What you have to do: Comb through the entries for "Daily" and pull out each line that holds it.

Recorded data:
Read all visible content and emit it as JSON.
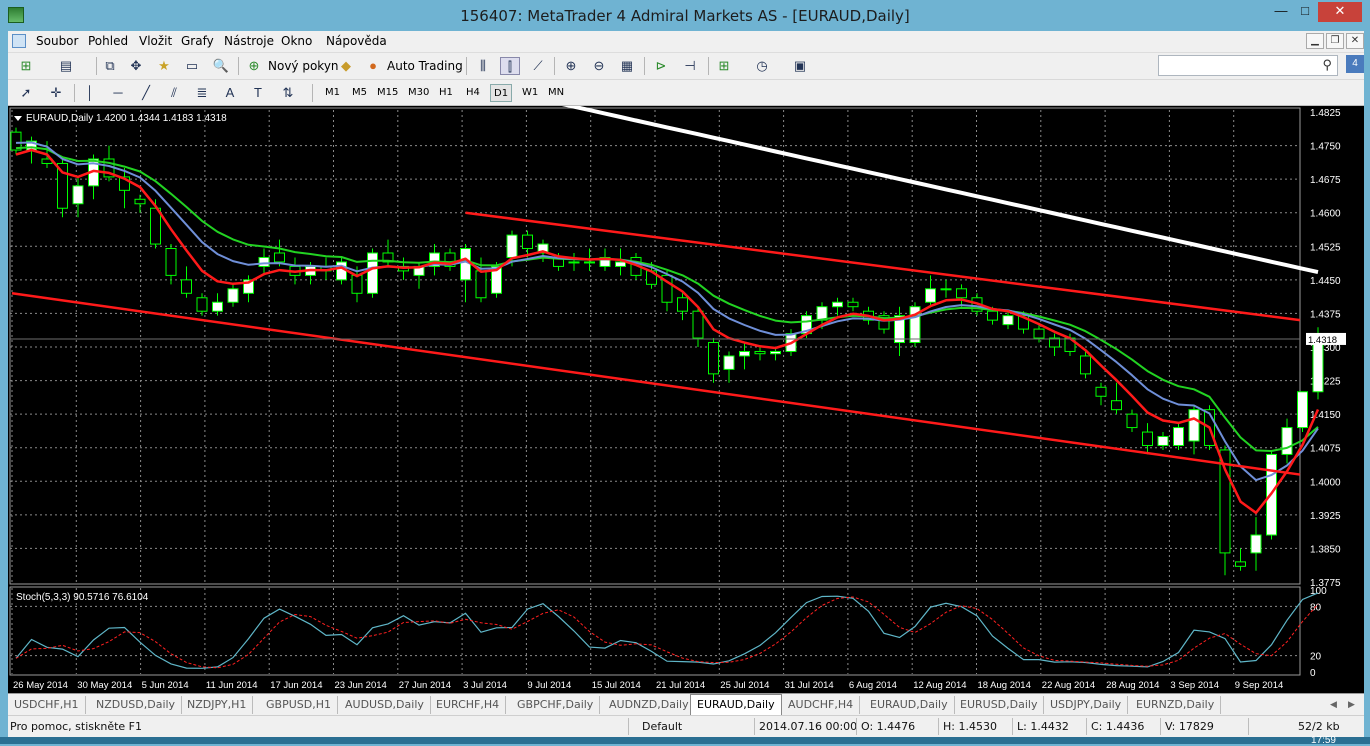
{
  "window": {
    "title": "156407: MetaTrader 4 Admiral Markets AS - [EURAUD,Daily]",
    "minimize": "—",
    "maximize": "□",
    "close": "✕"
  },
  "menu": {
    "items": [
      "Soubor",
      "Pohled",
      "Vložit",
      "Grafy",
      "Nástroje",
      "Okno",
      "Nápověda"
    ]
  },
  "toolbar": {
    "new_order_label": "Nový pokyn",
    "auto_trading_label": "Auto Trading",
    "timeframes": [
      "M1",
      "M5",
      "M15",
      "M30",
      "H1",
      "H4",
      "D1",
      "W1",
      "MN"
    ],
    "active_timeframe": "D1",
    "search_value": "",
    "message_count": "4"
  },
  "chart": {
    "header": "EURAUD,Daily  1.4200 1.4344 1.4183 1.4318",
    "current_price_label": "1.4318",
    "stoch_header": "Stoch(5,3,3) 90.5716 76.6104",
    "colors": {
      "background": "#000000",
      "grid": "#8a8a8a",
      "bull_candle": "#ffffff",
      "bear_candle": "#000000",
      "candle_outline": "#00ff00",
      "ma_red": "#ff1a1a",
      "ma_blue": "#6f8fd8",
      "ma_green": "#22d322",
      "ma_white": "#ffffff",
      "trendline": "#ff1a1a",
      "stoch_main": "#5fb6c8",
      "stoch_signal": "#ff2020"
    }
  },
  "chart_data": {
    "type": "candlestick",
    "symbol": "EURAUD",
    "timeframe": "Daily",
    "ylim": [
      1.3775,
      1.4825
    ],
    "yticks": [
      "1.4825",
      "1.4750",
      "1.4675",
      "1.4600",
      "1.4525",
      "1.4450",
      "1.4375",
      "1.4300",
      "1.4225",
      "1.4150",
      "1.4075",
      "1.4000",
      "1.3925",
      "1.3850",
      "1.3775"
    ],
    "xticks": [
      "26 May 2014",
      "30 May 2014",
      "5 Jun 2014",
      "11 Jun 2014",
      "17 Jun 2014",
      "23 Jun 2014",
      "27 Jun 2014",
      "3 Jul 2014",
      "9 Jul 2014",
      "15 Jul 2014",
      "21 Jul 2014",
      "25 Jul 2014",
      "31 Jul 2014",
      "6 Aug 2014",
      "12 Aug 2014",
      "18 Aug 2014",
      "22 Aug 2014",
      "28 Aug 2014",
      "3 Sep 2014",
      "9 Sep 2014"
    ],
    "candles": [
      [
        1.478,
        1.479,
        1.473,
        1.474
      ],
      [
        1.474,
        1.477,
        1.471,
        1.476
      ],
      [
        1.472,
        1.476,
        1.47,
        1.471
      ],
      [
        1.471,
        1.472,
        1.459,
        1.461
      ],
      [
        1.462,
        1.468,
        1.459,
        1.466
      ],
      [
        1.466,
        1.473,
        1.463,
        1.472
      ],
      [
        1.472,
        1.475,
        1.467,
        1.468
      ],
      [
        1.468,
        1.47,
        1.461,
        1.465
      ],
      [
        1.463,
        1.464,
        1.46,
        1.462
      ],
      [
        1.461,
        1.463,
        1.452,
        1.453
      ],
      [
        1.452,
        1.453,
        1.444,
        1.446
      ],
      [
        1.445,
        1.448,
        1.441,
        1.442
      ],
      [
        1.441,
        1.442,
        1.437,
        1.438
      ],
      [
        1.438,
        1.442,
        1.437,
        1.44
      ],
      [
        1.44,
        1.444,
        1.439,
        1.443
      ],
      [
        1.442,
        1.446,
        1.44,
        1.445
      ],
      [
        1.448,
        1.452,
        1.446,
        1.45
      ],
      [
        1.451,
        1.454,
        1.448,
        1.449
      ],
      [
        1.448,
        1.45,
        1.444,
        1.446
      ],
      [
        1.446,
        1.449,
        1.444,
        1.448
      ],
      [
        1.448,
        1.45,
        1.445,
        1.447
      ],
      [
        1.445,
        1.45,
        1.444,
        1.449
      ],
      [
        1.446,
        1.448,
        1.44,
        1.442
      ],
      [
        1.442,
        1.452,
        1.441,
        1.451
      ],
      [
        1.451,
        1.454,
        1.448,
        1.449
      ],
      [
        1.448,
        1.45,
        1.445,
        1.447
      ],
      [
        1.446,
        1.449,
        1.443,
        1.448
      ],
      [
        1.448,
        1.453,
        1.446,
        1.451
      ],
      [
        1.451,
        1.452,
        1.447,
        1.448
      ],
      [
        1.445,
        1.453,
        1.44,
        1.452
      ],
      [
        1.447,
        1.45,
        1.44,
        1.441
      ],
      [
        1.442,
        1.449,
        1.441,
        1.448
      ],
      [
        1.45,
        1.456,
        1.448,
        1.455
      ],
      [
        1.455,
        1.456,
        1.45,
        1.452
      ],
      [
        1.451,
        1.454,
        1.449,
        1.453
      ],
      [
        1.45,
        1.451,
        1.447,
        1.448
      ],
      [
        1.449,
        1.451,
        1.447,
        1.449
      ],
      [
        1.449,
        1.452,
        1.447,
        1.449
      ],
      [
        1.448,
        1.452,
        1.447,
        1.45
      ],
      [
        1.448,
        1.452,
        1.446,
        1.449
      ],
      [
        1.45,
        1.451,
        1.445,
        1.446
      ],
      [
        1.447,
        1.449,
        1.443,
        1.444
      ],
      [
        1.446,
        1.447,
        1.438,
        1.44
      ],
      [
        1.441,
        1.442,
        1.436,
        1.438
      ],
      [
        1.438,
        1.439,
        1.43,
        1.432
      ],
      [
        1.431,
        1.432,
        1.422,
        1.424
      ],
      [
        1.425,
        1.429,
        1.422,
        1.428
      ],
      [
        1.428,
        1.431,
        1.425,
        1.429
      ],
      [
        1.429,
        1.43,
        1.427,
        1.4285
      ],
      [
        1.4285,
        1.43,
        1.427,
        1.429
      ],
      [
        1.429,
        1.434,
        1.428,
        1.433
      ],
      [
        1.433,
        1.438,
        1.432,
        1.437
      ],
      [
        1.436,
        1.44,
        1.434,
        1.439
      ],
      [
        1.439,
        1.441,
        1.437,
        1.44
      ],
      [
        1.44,
        1.441,
        1.438,
        1.439
      ],
      [
        1.438,
        1.439,
        1.435,
        1.436
      ],
      [
        1.437,
        1.438,
        1.433,
        1.434
      ],
      [
        1.431,
        1.439,
        1.428,
        1.437
      ],
      [
        1.431,
        1.44,
        1.43,
        1.439
      ],
      [
        1.44,
        1.446,
        1.439,
        1.443
      ],
      [
        1.443,
        1.445,
        1.441,
        1.443
      ],
      [
        1.443,
        1.444,
        1.439,
        1.441
      ],
      [
        1.441,
        1.442,
        1.437,
        1.438
      ],
      [
        1.438,
        1.439,
        1.435,
        1.436
      ],
      [
        1.435,
        1.438,
        1.434,
        1.437
      ],
      [
        1.437,
        1.438,
        1.433,
        1.434
      ],
      [
        1.434,
        1.435,
        1.431,
        1.432
      ],
      [
        1.432,
        1.433,
        1.428,
        1.43
      ],
      [
        1.432,
        1.433,
        1.428,
        1.429
      ],
      [
        1.428,
        1.429,
        1.423,
        1.424
      ],
      [
        1.421,
        1.422,
        1.417,
        1.419
      ],
      [
        1.418,
        1.422,
        1.415,
        1.416
      ],
      [
        1.415,
        1.416,
        1.411,
        1.412
      ],
      [
        1.411,
        1.413,
        1.406,
        1.408
      ],
      [
        1.408,
        1.411,
        1.407,
        1.41
      ],
      [
        1.408,
        1.413,
        1.407,
        1.412
      ],
      [
        1.409,
        1.417,
        1.406,
        1.416
      ],
      [
        1.416,
        1.417,
        1.407,
        1.408
      ],
      [
        1.407,
        1.408,
        1.379,
        1.384
      ],
      [
        1.382,
        1.385,
        1.38,
        1.381
      ],
      [
        1.384,
        1.392,
        1.38,
        1.388
      ],
      [
        1.388,
        1.407,
        1.387,
        1.406
      ],
      [
        1.406,
        1.414,
        1.404,
        1.412
      ],
      [
        1.412,
        1.42,
        1.411,
        1.42
      ],
      [
        1.42,
        1.4344,
        1.4183,
        1.4318
      ]
    ],
    "stochastic": {
      "params": "5,3,3",
      "main_last": 90.5716,
      "signal_last": 76.6104,
      "levels": [
        20,
        80
      ]
    }
  },
  "tabs": {
    "items": [
      "USDCHF,H1",
      "NZDUSD,Daily",
      "NZDJPY,H1",
      "GBPUSD,H1",
      "AUDUSD,Daily",
      "EURCHF,H4",
      "GBPCHF,Daily",
      "AUDNZD,Daily",
      "EURAUD,Daily",
      "AUDCHF,H4",
      "EURAUD,Daily",
      "EURUSD,Daily",
      "USDJPY,Daily",
      "EURNZD,Daily"
    ],
    "active_index": 8
  },
  "status": {
    "help": "Pro pomoc, stiskněte F1",
    "profile": "Default",
    "datetime": "2014.07.16 00:00",
    "open": "O: 1.4476",
    "high": "H: 1.4530",
    "low": "L: 1.4432",
    "close": "C: 1.4436",
    "volume": "V: 17829",
    "traffic": "52/2 kb"
  },
  "taskbar": {
    "clock": "17:59"
  }
}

Result below:
    "title": "156407: MetaTrader 4 Admiral Markets AS - [EURAUD,Daily]",
    "header": "EURAUD,Daily  1.4200 1.4344 1.4183 1.4318",
    "timeframe": "Daily",
      "NZDUSD,Daily",
      "AUDUSD,Daily",
      "GBPCHF,Daily",
      "AUDNZD,Daily",
      "EURAUD,Daily",
      "EURAUD,Daily",
      "EURUSD,Daily",
      "USDJPY,Daily",
      "EURNZD,Daily"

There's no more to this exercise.